A Colorado State University study has found that hearing yourself eating food makes a difference to how much you eat – which means TV dinners might lead you to eat more. One of the authors, Dr Gina Mohr, told Claudia Hammond about how she did the study - with pretzels - and why we should listen to what our what food sounds like.
Lizzie Crouch reports from Washington DC where volunteers have been queuing up to get deliberately infected with hookworms in order to test vaccines. These volunteers are doing this not for themselves, as they are unlikely to ever pick up the parasitic worms, but to help people in the developing world. Hookworms can cause severe disability and anaemia, especially in sub-Saharan Africa, South-East Asia and parts of the Americas. Although drugs can eliminate these parasites, people can find themselves repeatedly infected, so scientists are searching for ways to vaccinate people against hookworm.
Deaths Caused by Environmental Factors
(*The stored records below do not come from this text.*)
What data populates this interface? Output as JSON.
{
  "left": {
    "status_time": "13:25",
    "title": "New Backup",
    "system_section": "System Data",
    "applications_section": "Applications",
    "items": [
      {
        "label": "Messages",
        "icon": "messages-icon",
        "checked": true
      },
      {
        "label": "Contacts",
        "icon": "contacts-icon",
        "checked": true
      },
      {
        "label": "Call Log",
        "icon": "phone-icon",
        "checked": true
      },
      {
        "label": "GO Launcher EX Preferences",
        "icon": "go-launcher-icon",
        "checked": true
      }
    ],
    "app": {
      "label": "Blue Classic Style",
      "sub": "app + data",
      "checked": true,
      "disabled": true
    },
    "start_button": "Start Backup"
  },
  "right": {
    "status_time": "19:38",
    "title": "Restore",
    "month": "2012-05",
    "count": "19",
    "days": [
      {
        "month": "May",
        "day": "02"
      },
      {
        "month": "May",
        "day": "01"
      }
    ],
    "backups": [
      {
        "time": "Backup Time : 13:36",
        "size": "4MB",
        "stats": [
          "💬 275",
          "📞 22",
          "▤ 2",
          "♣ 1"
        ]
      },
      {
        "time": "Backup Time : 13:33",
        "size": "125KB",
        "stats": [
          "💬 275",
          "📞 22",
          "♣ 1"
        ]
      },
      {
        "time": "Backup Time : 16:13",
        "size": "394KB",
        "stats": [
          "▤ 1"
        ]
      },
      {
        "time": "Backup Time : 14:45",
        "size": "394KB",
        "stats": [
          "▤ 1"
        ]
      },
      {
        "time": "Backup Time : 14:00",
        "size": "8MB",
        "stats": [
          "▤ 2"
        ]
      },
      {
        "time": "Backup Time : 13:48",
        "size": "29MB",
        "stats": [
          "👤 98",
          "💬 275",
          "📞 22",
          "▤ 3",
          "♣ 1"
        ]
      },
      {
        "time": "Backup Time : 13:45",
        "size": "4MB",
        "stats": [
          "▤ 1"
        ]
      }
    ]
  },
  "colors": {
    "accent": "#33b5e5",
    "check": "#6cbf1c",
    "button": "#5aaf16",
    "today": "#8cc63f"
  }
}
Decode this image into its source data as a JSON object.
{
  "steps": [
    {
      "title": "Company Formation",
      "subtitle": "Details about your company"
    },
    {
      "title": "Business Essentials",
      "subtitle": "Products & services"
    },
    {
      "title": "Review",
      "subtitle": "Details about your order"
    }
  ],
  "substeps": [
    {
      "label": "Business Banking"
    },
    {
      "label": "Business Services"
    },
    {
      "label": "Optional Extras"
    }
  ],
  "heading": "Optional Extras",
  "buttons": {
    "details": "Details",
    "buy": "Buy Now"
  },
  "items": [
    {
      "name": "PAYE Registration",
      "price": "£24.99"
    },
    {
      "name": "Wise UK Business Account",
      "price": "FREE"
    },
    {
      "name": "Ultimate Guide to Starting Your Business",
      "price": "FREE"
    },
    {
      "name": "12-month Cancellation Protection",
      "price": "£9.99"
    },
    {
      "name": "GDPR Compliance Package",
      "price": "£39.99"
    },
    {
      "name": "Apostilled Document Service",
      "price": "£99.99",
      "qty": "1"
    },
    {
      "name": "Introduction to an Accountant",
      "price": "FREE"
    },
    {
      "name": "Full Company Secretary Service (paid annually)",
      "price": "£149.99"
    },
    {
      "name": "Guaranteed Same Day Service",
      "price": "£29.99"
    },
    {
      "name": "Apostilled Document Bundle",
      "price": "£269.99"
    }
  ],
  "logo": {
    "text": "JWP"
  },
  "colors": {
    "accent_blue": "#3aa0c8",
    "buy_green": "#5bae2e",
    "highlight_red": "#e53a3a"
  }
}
Ten years ago, the World Health Organisation added up all the deaths caused by everything from air pollution to a lack of clean water and the results were shocking. A decade on the WHO has compiled the latest figures to see what has changed. The answer is not a lot. Claudia Hammond talks to Dr Maria Neira,director of the Department of Public Health and the Environment at WHO, and finds out that although there are fewer deaths from infections, there are more caused by non-communicable diseases, such as stroke and cancer.
Ebola Outbreak is Over
The WHO has declared that the Ebola outbreak in West Africa is essentially over, despite sporadic cases. Professor Jimmy Whitworth of the London School of Hygiene and Tropical Medicine is optimistic about controlling the disease through vaccination and persuading people to have safe sex. James Gallagher and Claudia Hammond discuss the significance of the WHO announcement.
(Photo: Claudia Hammond tests 'The Crunch Effect' with a pretzel)